"We have been thinking hard about it and haven't come to a conclusion yet," says Alan G. Spoon, president of The Washington Post Co. "We will certainly be studying the Times's proposed approach to see how it might suggest alternatives for our growth."
The Times stock filing offers a snapshot of its strategy for making the print empire more digital. In a nutshell, the Times contends it has one of the richest and smartest news audiences in the world; it aims to create new ways for those affluent readers to communicate electronically with one another and with advertisers. The Times hopes to use that communication to amass user profiles and make money through direct marketing – a whole new line of business that carries unknown risk for a newspaper company. Times execs declined interview requests, citing the "quiet period" before a stock offering.
It is too early to draw conclusions from any of the numbers they disclosed. More than anything, the heavy spending by both the Times and The Post should tell you how important the cyber-game is to them. In its federal filing, Times Company Digital said it spent $35 million in the first nine months of last year, but that doesn't include all of its digital ventures. The Post Co. spent a total of $85 million during the full year, including spending to create an Internet-only law school and participate in several classified ventures with other newspapers.
Each collected less than $20 million in revenue from its online activities last year, but both have said that near-term revenue isn't the goal; they are focused on building audience for the long term.
Both are trying to diversify. The Times reported that it is creating a network of Web sites that will drive traffic back and forth, as Microsoft is trying to do with MSN.com and its car, home and financial sites. The Times already has WineToday.com, GolfDigest.com and a local New York entertainment guide.
Times Company Digital paid $30 million to acquire personal profiling technology that debuted last month at Abuzz.com. You can ask questions at this site and, based on a profile you create, have your query automatically routed to someone the database thinks will have an answer. Soon there will also be an instant messenger and a special tool bar linking all the Times' Web sites. The idea is that readers of the Times will want to talk to one another using these tools as they travel the Web.
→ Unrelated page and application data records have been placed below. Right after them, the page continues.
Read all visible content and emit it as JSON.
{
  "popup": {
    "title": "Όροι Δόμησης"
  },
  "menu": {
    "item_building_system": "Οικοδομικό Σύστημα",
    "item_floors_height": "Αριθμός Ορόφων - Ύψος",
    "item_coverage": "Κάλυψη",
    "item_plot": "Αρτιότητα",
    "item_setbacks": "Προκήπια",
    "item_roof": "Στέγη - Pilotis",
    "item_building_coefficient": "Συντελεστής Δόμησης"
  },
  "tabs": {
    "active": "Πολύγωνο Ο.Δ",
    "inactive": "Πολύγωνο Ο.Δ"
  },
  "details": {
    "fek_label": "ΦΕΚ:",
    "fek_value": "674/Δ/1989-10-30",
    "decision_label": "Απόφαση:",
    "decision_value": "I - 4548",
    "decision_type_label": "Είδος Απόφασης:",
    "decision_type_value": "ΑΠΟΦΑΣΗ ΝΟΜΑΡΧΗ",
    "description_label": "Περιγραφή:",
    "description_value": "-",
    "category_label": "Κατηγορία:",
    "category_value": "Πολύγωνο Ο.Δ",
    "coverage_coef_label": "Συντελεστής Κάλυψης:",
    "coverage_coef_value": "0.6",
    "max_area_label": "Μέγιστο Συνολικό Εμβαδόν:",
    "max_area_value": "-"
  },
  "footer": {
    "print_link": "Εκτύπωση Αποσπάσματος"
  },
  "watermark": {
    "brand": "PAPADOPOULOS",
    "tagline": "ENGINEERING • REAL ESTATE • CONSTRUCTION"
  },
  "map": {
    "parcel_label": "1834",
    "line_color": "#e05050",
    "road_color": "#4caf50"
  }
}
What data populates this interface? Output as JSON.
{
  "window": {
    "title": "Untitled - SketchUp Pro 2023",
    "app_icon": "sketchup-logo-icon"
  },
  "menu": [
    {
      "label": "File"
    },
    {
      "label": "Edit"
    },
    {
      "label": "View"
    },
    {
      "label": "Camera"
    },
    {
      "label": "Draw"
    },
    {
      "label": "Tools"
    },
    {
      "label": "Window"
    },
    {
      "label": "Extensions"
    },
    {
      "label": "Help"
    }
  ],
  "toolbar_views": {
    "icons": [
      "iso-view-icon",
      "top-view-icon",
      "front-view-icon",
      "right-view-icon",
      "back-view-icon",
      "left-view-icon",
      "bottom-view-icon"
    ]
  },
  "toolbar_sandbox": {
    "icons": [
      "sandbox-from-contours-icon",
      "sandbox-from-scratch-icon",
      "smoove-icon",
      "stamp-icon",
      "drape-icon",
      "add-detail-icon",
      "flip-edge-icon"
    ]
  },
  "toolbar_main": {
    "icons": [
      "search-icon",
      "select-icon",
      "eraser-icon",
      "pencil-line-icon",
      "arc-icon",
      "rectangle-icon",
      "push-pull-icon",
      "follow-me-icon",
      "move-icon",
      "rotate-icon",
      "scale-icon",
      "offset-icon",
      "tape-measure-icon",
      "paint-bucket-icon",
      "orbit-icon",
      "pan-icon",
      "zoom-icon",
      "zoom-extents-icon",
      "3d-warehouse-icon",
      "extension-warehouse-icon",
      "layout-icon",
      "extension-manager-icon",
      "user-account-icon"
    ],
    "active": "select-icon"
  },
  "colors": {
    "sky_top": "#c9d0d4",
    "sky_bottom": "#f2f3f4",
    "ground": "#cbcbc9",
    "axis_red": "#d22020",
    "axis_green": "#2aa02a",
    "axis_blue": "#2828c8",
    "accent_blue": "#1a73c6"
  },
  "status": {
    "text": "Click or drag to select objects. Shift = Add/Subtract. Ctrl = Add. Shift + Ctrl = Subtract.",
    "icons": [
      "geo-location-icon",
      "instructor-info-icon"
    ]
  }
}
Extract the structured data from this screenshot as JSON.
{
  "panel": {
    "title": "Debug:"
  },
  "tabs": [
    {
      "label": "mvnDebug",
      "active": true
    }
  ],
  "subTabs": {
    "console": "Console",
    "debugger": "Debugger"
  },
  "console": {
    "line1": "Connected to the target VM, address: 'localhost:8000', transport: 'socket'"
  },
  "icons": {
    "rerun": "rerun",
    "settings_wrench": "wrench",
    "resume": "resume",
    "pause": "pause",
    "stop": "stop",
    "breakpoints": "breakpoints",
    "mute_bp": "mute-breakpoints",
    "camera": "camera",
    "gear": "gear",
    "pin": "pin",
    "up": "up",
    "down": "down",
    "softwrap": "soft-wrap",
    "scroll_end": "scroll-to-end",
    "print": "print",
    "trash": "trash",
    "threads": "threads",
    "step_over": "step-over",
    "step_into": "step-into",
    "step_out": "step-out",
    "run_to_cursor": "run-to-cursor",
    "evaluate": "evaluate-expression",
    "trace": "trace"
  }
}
Frankly, I think it sounds like a stretch, but I applaud the Times for experimenting. It's the only way to find out what works on the Web. Ultimately, these are risks newspapers must take to preserve their core product – which after all is ideas, and not the forms (digital or paper) in which they are expressed.
Send your thoughts to Walkerl@washpost.com
© 2000 The Washington Post Company